Exercise requirements
Word for word, repeat all of the entries below.

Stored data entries
╭──
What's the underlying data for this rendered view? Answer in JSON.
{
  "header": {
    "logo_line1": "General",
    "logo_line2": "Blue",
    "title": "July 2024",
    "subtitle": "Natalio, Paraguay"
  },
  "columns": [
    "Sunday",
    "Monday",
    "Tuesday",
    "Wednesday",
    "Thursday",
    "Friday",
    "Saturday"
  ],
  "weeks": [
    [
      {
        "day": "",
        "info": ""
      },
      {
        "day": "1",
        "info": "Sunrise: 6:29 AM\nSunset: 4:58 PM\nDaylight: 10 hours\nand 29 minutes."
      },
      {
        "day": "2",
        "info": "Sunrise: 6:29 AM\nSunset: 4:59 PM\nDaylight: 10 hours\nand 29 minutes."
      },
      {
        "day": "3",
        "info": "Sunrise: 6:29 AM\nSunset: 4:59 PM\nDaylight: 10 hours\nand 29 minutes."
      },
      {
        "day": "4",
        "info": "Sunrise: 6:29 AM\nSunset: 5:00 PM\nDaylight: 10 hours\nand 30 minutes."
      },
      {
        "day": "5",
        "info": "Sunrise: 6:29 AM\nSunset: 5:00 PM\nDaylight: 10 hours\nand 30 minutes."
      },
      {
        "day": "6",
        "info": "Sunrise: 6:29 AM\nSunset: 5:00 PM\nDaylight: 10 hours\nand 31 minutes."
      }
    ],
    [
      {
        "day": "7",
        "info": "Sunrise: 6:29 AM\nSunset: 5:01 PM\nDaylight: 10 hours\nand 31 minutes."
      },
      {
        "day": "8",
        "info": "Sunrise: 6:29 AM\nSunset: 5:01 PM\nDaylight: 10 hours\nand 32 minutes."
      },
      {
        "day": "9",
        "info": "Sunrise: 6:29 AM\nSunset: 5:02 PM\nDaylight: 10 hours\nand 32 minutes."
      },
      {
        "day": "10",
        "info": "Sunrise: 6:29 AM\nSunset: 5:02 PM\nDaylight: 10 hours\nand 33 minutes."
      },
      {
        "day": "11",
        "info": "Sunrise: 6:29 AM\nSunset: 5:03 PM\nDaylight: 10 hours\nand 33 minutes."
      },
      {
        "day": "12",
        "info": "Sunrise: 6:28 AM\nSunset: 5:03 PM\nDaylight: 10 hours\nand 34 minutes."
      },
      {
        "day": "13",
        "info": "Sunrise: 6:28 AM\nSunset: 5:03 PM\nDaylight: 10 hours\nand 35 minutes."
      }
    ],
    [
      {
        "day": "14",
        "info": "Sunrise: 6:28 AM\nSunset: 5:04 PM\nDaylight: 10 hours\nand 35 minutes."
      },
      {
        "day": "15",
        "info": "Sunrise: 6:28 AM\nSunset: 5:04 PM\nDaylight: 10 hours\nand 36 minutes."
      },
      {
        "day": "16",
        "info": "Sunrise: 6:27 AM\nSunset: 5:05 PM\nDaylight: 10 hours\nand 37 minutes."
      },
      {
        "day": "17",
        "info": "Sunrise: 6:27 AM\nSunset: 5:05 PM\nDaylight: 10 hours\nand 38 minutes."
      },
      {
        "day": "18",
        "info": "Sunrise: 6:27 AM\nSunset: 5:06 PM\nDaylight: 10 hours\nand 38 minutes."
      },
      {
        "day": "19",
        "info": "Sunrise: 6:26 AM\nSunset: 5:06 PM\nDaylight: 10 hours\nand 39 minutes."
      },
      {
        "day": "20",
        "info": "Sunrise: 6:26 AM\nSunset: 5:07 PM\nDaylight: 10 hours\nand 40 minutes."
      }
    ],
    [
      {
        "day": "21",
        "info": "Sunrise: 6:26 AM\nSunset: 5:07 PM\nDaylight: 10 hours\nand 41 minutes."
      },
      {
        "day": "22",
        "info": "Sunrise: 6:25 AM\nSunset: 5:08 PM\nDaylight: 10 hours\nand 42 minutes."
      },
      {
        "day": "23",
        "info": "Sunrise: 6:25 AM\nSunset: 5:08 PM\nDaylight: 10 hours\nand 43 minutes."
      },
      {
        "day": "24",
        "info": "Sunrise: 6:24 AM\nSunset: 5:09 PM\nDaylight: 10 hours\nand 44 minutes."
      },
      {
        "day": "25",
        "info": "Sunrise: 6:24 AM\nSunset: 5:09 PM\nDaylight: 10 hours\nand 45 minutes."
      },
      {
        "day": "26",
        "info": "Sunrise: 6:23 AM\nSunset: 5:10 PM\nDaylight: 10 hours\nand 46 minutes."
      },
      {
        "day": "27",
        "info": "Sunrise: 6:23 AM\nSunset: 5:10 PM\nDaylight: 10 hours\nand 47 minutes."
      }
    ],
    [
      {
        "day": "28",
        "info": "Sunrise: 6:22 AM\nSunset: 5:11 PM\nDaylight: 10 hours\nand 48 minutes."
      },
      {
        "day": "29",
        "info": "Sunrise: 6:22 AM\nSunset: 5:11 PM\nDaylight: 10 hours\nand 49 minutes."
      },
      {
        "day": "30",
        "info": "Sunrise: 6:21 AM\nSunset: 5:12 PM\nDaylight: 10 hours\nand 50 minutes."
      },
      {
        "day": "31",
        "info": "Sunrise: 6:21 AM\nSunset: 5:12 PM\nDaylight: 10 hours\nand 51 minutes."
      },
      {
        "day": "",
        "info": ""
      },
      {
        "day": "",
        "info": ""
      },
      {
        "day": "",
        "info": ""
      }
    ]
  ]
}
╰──
Task solution
What's the underlying data for this rendered view? Answer in JSON.
{
  "header": {
    "logo_line1": "General",
    "logo_line2": "Blue",
    "title": "July 2024",
    "subtitle": "Natalio, Paraguay"
  },
  "columns": [
    "Sunday",
    "Monday",
    "Tuesday",
    "Wednesday",
    "Thursday",
    "Friday",
    "Saturday"
  ],
  "weeks": [
    [
      {
        "day": "",
        "info": ""
      },
      {
        "day": "1",
        "info": "Sunrise: 6:29 AM\nSunset: 4:58 PM\nDaylight: 10 hours\nand 29 minutes."
      },
      {
        "day": "2",
        "info": "Sunrise: 6:29 AM\nSunset: 4:59 PM\nDaylight: 10 hours\nand 29 minutes."
      },
      {
        "day": "3",
        "info": "Sunrise: 6:29 AM\nSunset: 4:59 PM\nDaylight: 10 hours\nand 29 minutes."
      },
      {
        "day": "4",
        "info": "Sunrise: 6:29 AM\nSunset: 5:00 PM\nDaylight: 10 hours\nand 30 minutes."
      },
      {
        "day": "5",
        "info": "Sunrise: 6:29 AM\nSunset: 5:00 PM\nDaylight: 10 hours\nand 30 minutes."
      },
      {
        "day": "6",
        "info": "Sunrise: 6:29 AM\nSunset: 5:00 PM\nDaylight: 10 hours\nand 31 minutes."
      }
    ],
    [
      {
        "day": "7",
        "info": "Sunrise: 6:29 AM\nSunset: 5:01 PM\nDaylight: 10 hours\nand 31 minutes."
      },
      {
        "day": "8",
        "info": "Sunrise: 6:29 AM\nSunset: 5:01 PM\nDaylight: 10 hours\nand 32 minutes."
      },
      {
        "day": "9",
        "info": "Sunrise: 6:29 AM\nSunset: 5:02 PM\nDaylight: 10 hours\nand 32 minutes."
      },
      {
        "day": "10",
        "info": "Sunrise: 6:29 AM\nSunset: 5:02 PM\nDaylight: 10 hours\nand 33 minutes."
      },
      {
        "day": "11",
        "info": "Sunrise: 6:29 AM\nSunset: 5:03 PM\nDaylight: 10 hours\nand 33 minutes."
      },
      {
        "day": "12",
        "info": "Sunrise: 6:28 AM\nSunset: 5:03 PM\nDaylight: 10 hours\nand 34 minutes."
      },
      {
        "day": "13",
        "info": "Sunrise: 6:28 AM\nSunset: 5:03 PM\nDaylight: 10 hours\nand 35 minutes."
      }
    ],
    [
      {
        "day": "14",
        "info": "Sunrise: 6:28 AM\nSunset: 5:04 PM\nDaylight: 10 hours\nand 35 minutes."
      },
      {
        "day": "15",
        "info": "Sunrise: 6:28 AM\nSunset: 5:04 PM\nDaylight: 10 hours\nand 36 minutes."
      },
      {
        "day": "16",
        "info": "Sunrise: 6:27 AM\nSunset: 5:05 PM\nDaylight: 10 hours\nand 37 minutes."
      },
      {
        "day": "17",
        "info": "Sunrise: 6:27 AM\nSunset: 5:05 PM\nDaylight: 10 hours\nand 38 minutes."
      },
      {
        "day": "18",
        "info": "Sunrise: 6:27 AM\nSunset: 5:06 PM\nDaylight: 10 hours\nand 38 minutes."
      },
      {
        "day": "19",
        "info": "Sunrise: 6:26 AM\nSunset: 5:06 PM\nDaylight: 10 hours\nand 39 minutes."
      },
      {
        "day": "20",
        "info": "Sunrise: 6:26 AM\nSunset: 5:07 PM\nDaylight: 10 hours\nand 40 minutes."
      }
    ],
    [
      {
        "day": "21",
        "info": "Sunrise: 6:26 AM\nSunset: 5:07 PM\nDaylight: 10 hours\nand 41 minutes."
      },
      {
        "day": "22",
        "info": "Sunrise: 6:25 AM\nSunset: 5:08 PM\nDaylight: 10 hours\nand 42 minutes."
      },
      {
        "day": "23",
        "info": "Sunrise: 6:25 AM\nSunset: 5:08 PM\nDaylight: 10 hours\nand 43 minutes."
      },
      {
        "day": "24",
        "info": "Sunrise: 6:24 AM\nSunset: 5:09 PM\nDaylight: 10 hours\nand 44 minutes."
      },
      {
        "day": "25",
        "info": "Sunrise: 6:24 AM\nSunset: 5:09 PM\nDaylight: 10 hours\nand 45 minutes."
      },
      {
        "day": "26",
        "info": "Sunrise: 6:23 AM\nSunset: 5:10 PM\nDaylight: 10 hours\nand 46 minutes."
      },
      {
        "day": "27",
        "info": "Sunrise: 6:23 AM\nSunset: 5:10 PM\nDaylight: 10 hours\nand 47 minutes."
      }
    ],
    [
      {
        "day": "28",
        "info": "Sunrise: 6:22 AM\nSunset: 5:11 PM\nDaylight: 10 hours\nand 48 minutes."
      },
      {
        "day": "29",
        "info": "Sunrise: 6:22 AM\nSunset: 5:11 PM\nDaylight: 10 hours\nand 49 minutes."
      },
      {
        "day": "30",
        "info": "Sunrise: 6:21 AM\nSunset: 5:12 PM\nDaylight: 10 hours\nand 50 minutes."
      },
      {
        "day": "31",
        "info": "Sunrise: 6:21 AM\nSunset: 5:12 PM\nDaylight: 10 hours\nand 51 minutes."
      },
      {
        "day": "",
        "info": ""
      },
      {
        "day": "",
        "info": ""
      },
      {
        "day": "",
        "info": ""
      }
    ]
  ]
}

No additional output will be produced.